Harare (AFP) - Zimbabwean opposition leader Morgan Tsvangirai warned on Friday his party may organise nationwide protests against President Robert Mugabe's government over its failure to stem the country economic slowdown.
Tsvangirai said Mugabe's government had failed since last year's election to address economic woes afflicting Zimbabwe including massive unemployment and a liquidity crunch.
"We are drawing a line in the sand and we shall pressurise and mobilise the people because those who claim to be in charge have not demonstrated any desire and commitment to solve the pressing national issues," Tsvangirai told reporters.
He would not elaborate on the date or form of the protest.
"The country has no money, companies are closing and prospects remain dim for overseas development assistance and foreign direct investment," Tsvangirai said.
He said a week after elections in July last year the country lost $1 billion through capital flight.
Tsvangirai's comments come after police beat and detained activists from his Movement for Democratic Change (MDC) who took to the streets on Monday demanding that Mugabe deliver on his promise to create two million jobs.
The protests took place as leaders from the Southern African Development Community (SADC) closed a key summit in the resort town of Victoria Falls where Mugabe was appointed chairman.
Rights groups last week urged the southern African countries at the SADC meeting to address abuses and uphold individual freedoms in their countries.
Amnesty International, Human Rights Watch and Zimbabwe Lawyers for Human Rights deplored "serious human rights concerns" in Angola, Malawi, Swaziland, Zambia and Zimbabwe.
They accused Harare of dragging its feet in prosecuting perpetrators of political violence, and denounced secrecy around mining rights and the country's lucrative diamond fields.

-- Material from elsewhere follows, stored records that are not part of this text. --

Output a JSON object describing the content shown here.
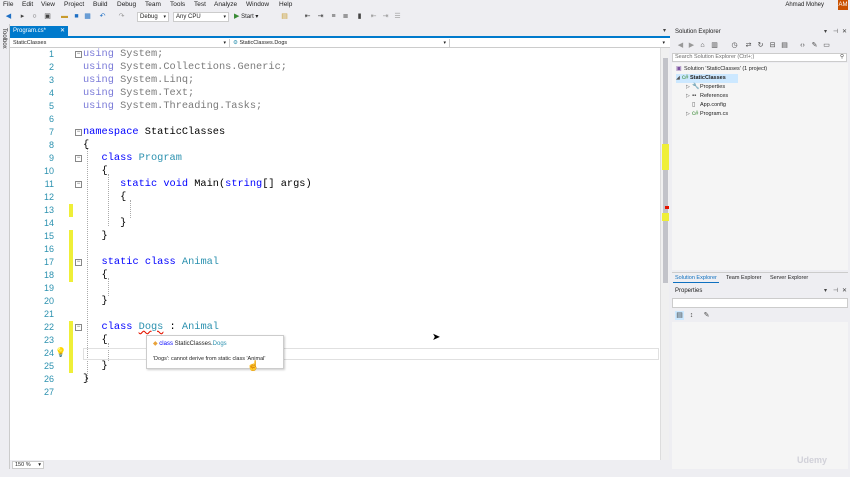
{
  "menu": [
    "File",
    "Edit",
    "View",
    "Project",
    "Build",
    "Debug",
    "Team",
    "Tools",
    "Test",
    "Analyze",
    "Window",
    "Help"
  ],
  "user": {
    "name": "Ahmad Mohey",
    "initials": "AM"
  },
  "toolbar": {
    "config": "Debug",
    "platform": "Any CPU",
    "start_label": "Start"
  },
  "toolbox_label": "Toolbox",
  "editor": {
    "tab_label": "Program.cs*",
    "nav_project": "StaticClasses",
    "nav_type": "StaticClasses.Dogs",
    "nav_member": "",
    "zoom": "150 %",
    "lines": [
      {
        "n": "1",
        "text": "using System;"
      },
      {
        "n": "2",
        "text": "using System.Collections.Generic;"
      },
      {
        "n": "3",
        "text": "using System.Linq;"
      },
      {
        "n": "4",
        "text": "using System.Text;"
      },
      {
        "n": "5",
        "text": "using System.Threading.Tasks;"
      },
      {
        "n": "6",
        "text": ""
      },
      {
        "n": "7",
        "text": "namespace StaticClasses"
      },
      {
        "n": "8",
        "text": "{"
      },
      {
        "n": "9",
        "text": "class Program"
      },
      {
        "n": "10",
        "text": "{"
      },
      {
        "n": "11",
        "text": "static void Main(string[] args)"
      },
      {
        "n": "12",
        "text": "{"
      },
      {
        "n": "13",
        "text": ""
      },
      {
        "n": "14",
        "text": "}"
      },
      {
        "n": "15",
        "text": "}"
      },
      {
        "n": "16",
        "text": ""
      },
      {
        "n": "17",
        "text": "static class Animal"
      },
      {
        "n": "18",
        "text": "{"
      },
      {
        "n": "19",
        "text": ""
      },
      {
        "n": "20",
        "text": "}"
      },
      {
        "n": "21",
        "text": ""
      },
      {
        "n": "22",
        "text": "class Dogs : Animal"
      },
      {
        "n": "23",
        "text": "{"
      },
      {
        "n": "24",
        "text": ""
      },
      {
        "n": "25",
        "text": "}"
      },
      {
        "n": "26",
        "text": "}"
      },
      {
        "n": "27",
        "text": ""
      }
    ],
    "tooltip": {
      "keyword": "class",
      "namespace": "StaticClasses.",
      "type": "Dogs",
      "error": "'Dogs': cannot derive from static class 'Animal'"
    }
  },
  "solution_explorer": {
    "title": "Solution Explorer",
    "search_placeholder": "Search Solution Explorer (Ctrl+;)",
    "tree": [
      {
        "label": "Solution 'StaticClasses' (1 project)",
        "level": 0
      },
      {
        "label": "StaticClasses",
        "level": 1,
        "selected": true
      },
      {
        "label": "Properties",
        "level": 2
      },
      {
        "label": "References",
        "level": 2
      },
      {
        "label": "App.config",
        "level": 2
      },
      {
        "label": "Program.cs",
        "level": 2
      }
    ],
    "tabs": [
      "Solution Explorer",
      "Team Explorer",
      "Server Explorer"
    ]
  },
  "properties": {
    "title": "Properties"
  },
  "colors": {
    "accent": "#007acc",
    "keyword": "#0000ff",
    "type": "#2b91af",
    "change": "#efef38"
  },
  "watermark": "Udemy"
}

In Zimbabwe the police must authorise demonstrations, and they often use brute force to suppress dissent.